“The deeply divided committee vote is a clear signal that this bill is dead in the water, and with good reason. Significant changes are needed before it could provide the access to affordable credit guaranteed by Fannie Mae and Freddie Mac. If this bill became law in its current form, it would be a giant step backward for the working class, people of color, millennials, and other traditionally underserved markets,” Taylor said. “Our system of housing finance is the most successful one in the industrialized world. The overwhelming majority of Americans build wealth through homeownership, and this bill would make it much harder to have that opportunity. Time to go back to the drawing board and develop legislation that works for everyone.”
What is the future for Johnson-Crapo?
Should the bill not go before the Senate before the mid-term elections, it is unlikely it will see light again. This unlikelihood grows substantially if the Republicans take control of the Senate from the Democrats.
A note from Compass Point Research & Trading goes through the various scenarios.

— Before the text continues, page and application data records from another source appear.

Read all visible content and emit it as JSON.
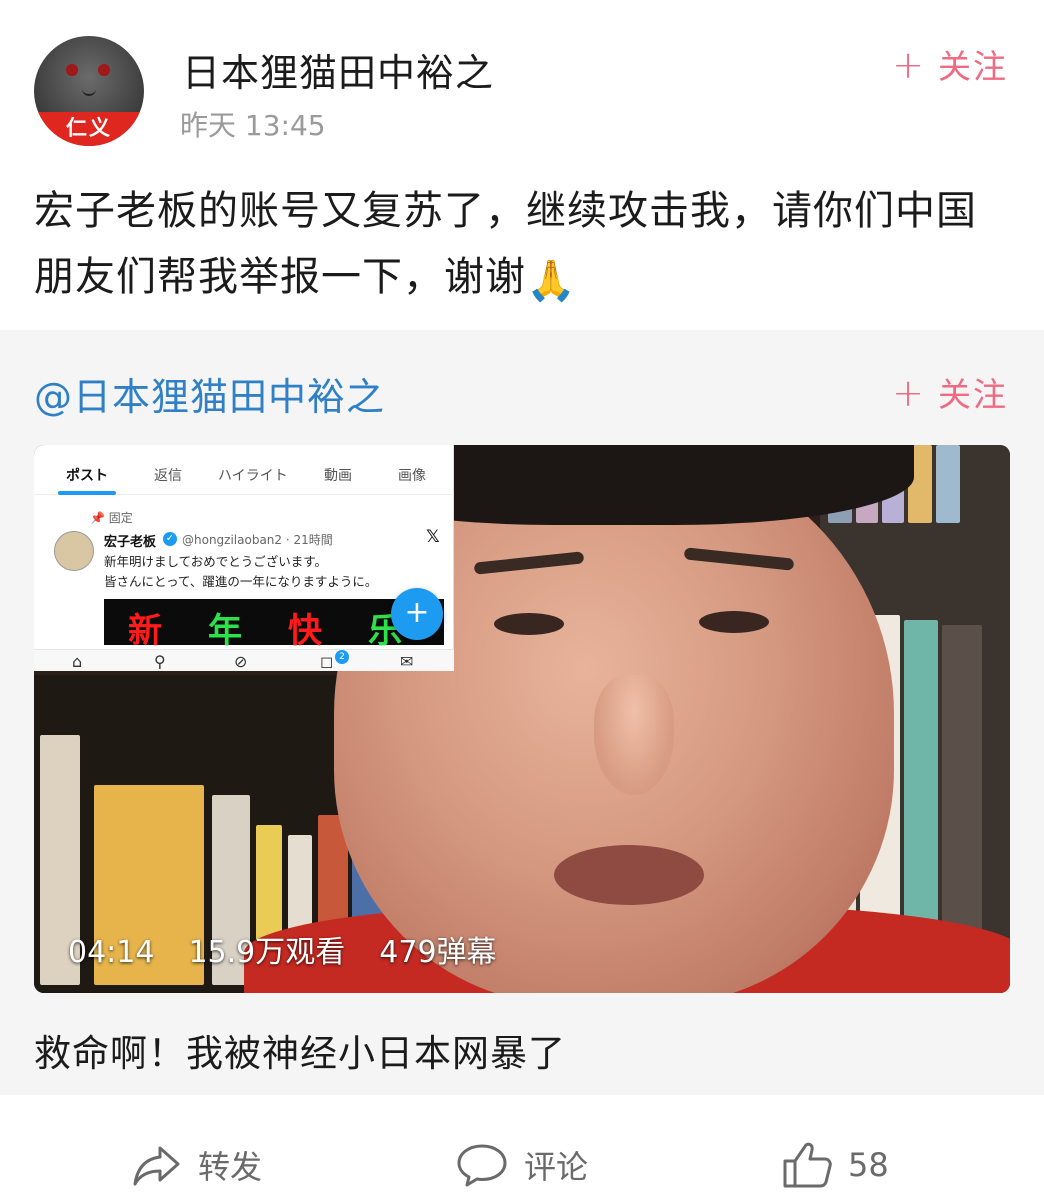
{
  "post": {
    "username": "日本狸猫田中裕之",
    "avatar_badge": "仁义",
    "timestamp": "昨天 13:45",
    "follow_plus": "+",
    "follow_label": "关注",
    "text": "宏子老板的账号又复苏了，继续攻击我，请你们中国朋友们帮我举报一下，谢谢",
    "emoji": "🙏"
  },
  "repost": {
    "author": "@日本狸猫田中裕之",
    "follow_plus": "+",
    "follow_label": "关注",
    "video": {
      "duration": "04:14",
      "views": "15.9万观看",
      "danmaku": "479弹幕",
      "inset": {
        "tabs": [
          "ポスト",
          "返信",
          "ハイライト",
          "動画",
          "画像"
        ],
        "pinned": "固定",
        "name": "宏子老板",
        "handle": "@hongzilaoban2 · 21時間",
        "line1": "新年明けましておめでとうございます。",
        "line2": "皆さんにとって、躍進の一年になりますように。",
        "image_text": "新年快乐",
        "notification_count": "2"
      }
    },
    "title": "救命啊！我被神经小日本网暴了"
  },
  "footer": {
    "share_label": "转发",
    "comment_label": "评论",
    "like_count": "58"
  },
  "colors": {
    "follow": "#ef6b84",
    "mention": "#2f80c7",
    "repost_bg": "#f5f5f5",
    "badge_red": "#e0271f"
  },
  "icons": {
    "share": "share-arrow-icon",
    "comment": "comment-bubble-icon",
    "like": "thumbs-up-icon",
    "verified": "verified-badge-icon"
  }
}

“Depending on the result of the midterm election, and internal Senate politics thereafter, we believe one of four Senators will be the next Chair of the Senate Banking Committee: (1) Senator Shelby; (2) Senator Brown; (3) Senator Crapo; or (4) Senator Schumer. Of these four, only Senator Crapo voted in favor of the legislation,” Compass Point’s analysts say. “More notably, Senators Shelby and Brown – who we view as the Democratic and Republican front-runners for the post – both offered detailed statements of opposition to the bill. Senator Shelby noted his concerns about the mechanics of the platform, taxpayer protection, and the functioning of the regulatory framework.”
They also note that Senator Brown highlighted concerns that large banks would dominate the system, geographic disparities could arise, and mortgage credit for low-to-moderate borrowers could be constrained.

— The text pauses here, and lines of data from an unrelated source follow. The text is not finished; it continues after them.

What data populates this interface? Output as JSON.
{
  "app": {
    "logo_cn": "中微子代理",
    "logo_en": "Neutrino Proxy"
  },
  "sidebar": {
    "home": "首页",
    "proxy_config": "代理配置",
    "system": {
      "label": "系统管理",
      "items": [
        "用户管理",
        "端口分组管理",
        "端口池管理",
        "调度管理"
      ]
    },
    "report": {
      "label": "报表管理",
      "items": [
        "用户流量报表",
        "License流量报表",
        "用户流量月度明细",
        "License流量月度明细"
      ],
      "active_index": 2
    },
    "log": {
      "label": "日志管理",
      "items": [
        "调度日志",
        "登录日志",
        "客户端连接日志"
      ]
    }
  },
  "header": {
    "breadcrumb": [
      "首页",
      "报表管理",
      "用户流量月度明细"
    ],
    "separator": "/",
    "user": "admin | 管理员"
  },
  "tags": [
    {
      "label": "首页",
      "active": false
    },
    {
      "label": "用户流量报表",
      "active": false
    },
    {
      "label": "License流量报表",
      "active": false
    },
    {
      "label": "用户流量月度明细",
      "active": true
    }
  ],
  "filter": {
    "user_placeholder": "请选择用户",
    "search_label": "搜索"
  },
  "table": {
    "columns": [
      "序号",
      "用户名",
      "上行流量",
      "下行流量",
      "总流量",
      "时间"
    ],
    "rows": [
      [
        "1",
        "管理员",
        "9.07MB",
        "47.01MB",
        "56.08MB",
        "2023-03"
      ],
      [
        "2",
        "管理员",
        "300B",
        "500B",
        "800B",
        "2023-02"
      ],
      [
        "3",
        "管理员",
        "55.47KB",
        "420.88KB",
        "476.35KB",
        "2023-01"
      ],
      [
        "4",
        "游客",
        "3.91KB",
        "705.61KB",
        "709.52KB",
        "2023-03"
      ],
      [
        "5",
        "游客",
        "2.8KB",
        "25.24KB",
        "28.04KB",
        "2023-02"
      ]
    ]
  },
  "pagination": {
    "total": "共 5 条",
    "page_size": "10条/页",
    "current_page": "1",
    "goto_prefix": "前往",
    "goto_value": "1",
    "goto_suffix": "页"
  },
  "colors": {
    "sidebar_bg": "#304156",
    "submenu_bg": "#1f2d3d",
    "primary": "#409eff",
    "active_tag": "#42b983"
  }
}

“The concerns expressed by both Senator Brown and Senator Shelby in their opening statements illustrate the difficulty in restarting the GSE reform conversation in the next Congress,” the Compass Point note says.
Johnson-Crapo is also pretty much dead in the House, at least according to the House leadership.
House Financial Services Committee Chairman Jeb Hensarling, R-Texas, who backs the PATH Act, said Johnson-Crapo was simply a wealth redistribution scheme.
“The fact remains the window for action this year is quickly closing, and I fear it may already be too late during this Congress with an already full agenda to get meaningful reform bills through both chambers. Additionally, while there are several commonsense provisions in Senate bill that are similar to those we included in the PATH Act, the Senate bill features a controversial and irresponsible new politicization of mortgage credit insisted by Senate Democrats under the guise of affordable housing,” Hensarling said. “This wealth redistribution scheme, far worse than that of the current system, would be a multi-billion dollar annual invitation to return to the lower credit standards, higher risks, and unsustainable lending that created the crisis in the first place.”
The FHFA will likely remain at the center of attention.
“We continue to believe that Senator Reid is unlikely to bring the Johnson-Crapo GSE reform bill to a floor vote due to both legislative and political concerns. Given our view that GSE reform legislation will not advance further in this Congress, we believe that the FHFA will likely remain the center of the housing policy universe for the foreseeable future,” Compass Point says.